Geoff McGimpsey pointed this out:
Five easy ways to get you coding
Aside from the usual “Programming is fun” speech that you will get from any geek, learning to code can help you to solve many day to day technical quickly and quite easily. It also earns you a fair amount of kudos among other computer users. That’s why I’ve put together a list of five great ways to learn to program without having to spend hours reading a book that is more than likely going to go out of date within a year or two. – from memeburn
Geoff runs a PR and public affairs agency, McGimpsey Communications, and is a top bloke.
There was also some brief discussion on Twitter about the difference between initiatives like “iPad into schools” and projects like Raspberry Pi – a £25 computer designed to teach kids about programming.
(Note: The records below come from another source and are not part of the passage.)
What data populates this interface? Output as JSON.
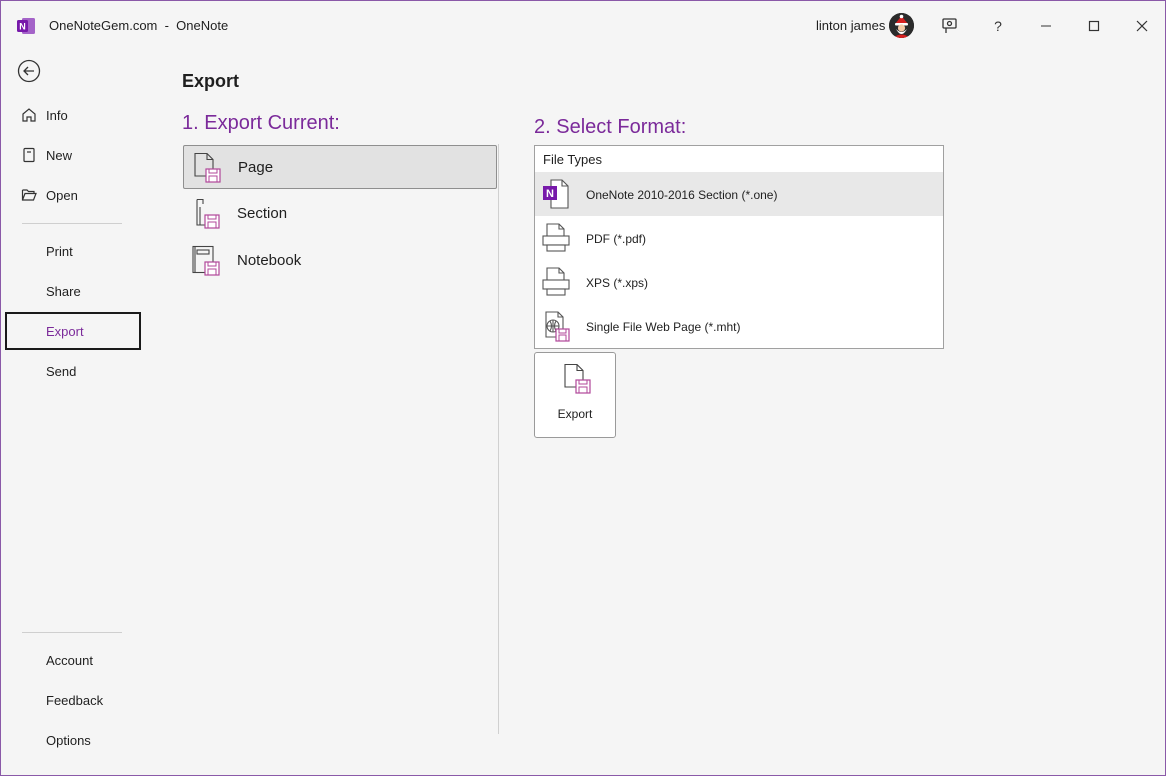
{
  "window": {
    "title": "OneNoteGem.com  -  OneNote",
    "user_name": "linton james",
    "accent": "#7b2a9a"
  },
  "sidebar": {
    "items": [
      {
        "label": "Info",
        "icon": "home-icon"
      },
      {
        "label": "New",
        "icon": "new-page-icon"
      },
      {
        "label": "Open",
        "icon": "folder-open-icon"
      },
      {
        "label": "Print"
      },
      {
        "label": "Share"
      },
      {
        "label": "Export",
        "active": true
      },
      {
        "label": "Send"
      }
    ],
    "bottom_items": [
      {
        "label": "Account"
      },
      {
        "label": "Feedback"
      },
      {
        "label": "Options"
      }
    ]
  },
  "main": {
    "title": "Export",
    "export_current": {
      "heading": "1. Export Current:",
      "items": [
        {
          "label": "Page",
          "selected": true
        },
        {
          "label": "Section"
        },
        {
          "label": "Notebook"
        }
      ]
    },
    "select_format": {
      "heading": "2. Select Format:",
      "list_header": "File Types",
      "items": [
        {
          "label": "OneNote 2010-2016 Section (*.one)",
          "selected": true
        },
        {
          "label": "PDF (*.pdf)"
        },
        {
          "label": "XPS (*.xps)"
        },
        {
          "label": "Single File Web Page (*.mht)"
        }
      ]
    },
    "export_button": {
      "label": "Export"
    }
  }
}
They both represent a leap forward in technology capability for schools though it’s most definitely not an either-or situation.
- The iPad enhances communication, increases interactivity and collaboration. It partially replaces textbooks, can replace notepads, assures delivery of assignments and timetables, can even be the active element in a homework setting. Sounds fantastic – but the iPad is not a programmable environment. For whatever reason known best to themselves, they won’t let even sandboxed development environments on there. They’ve conceded to let some BASIC interpreters (like in the C64 emulator) but there’s no way to produce anything else or expert that content out.
- Raspberry Pi, in contrast, provides an inexpensive and, more importantly, permissive way for kids to get involved in programming computers. It’s a UK clone of Arduino – a basic ARM-based machine running a Linux shell. In my opinion they need to make it a little more accessible than this, but ultimately easily hackable. In other words – not the antithesis of the iPad but more of the iPad being a companion to the device. This project obviously aims to restart the home computing revolution that began in the 80s in the UK with the BBC Micro and the Spectrum.
This is a useful resource for Computer Programming for Everyone (cp4e).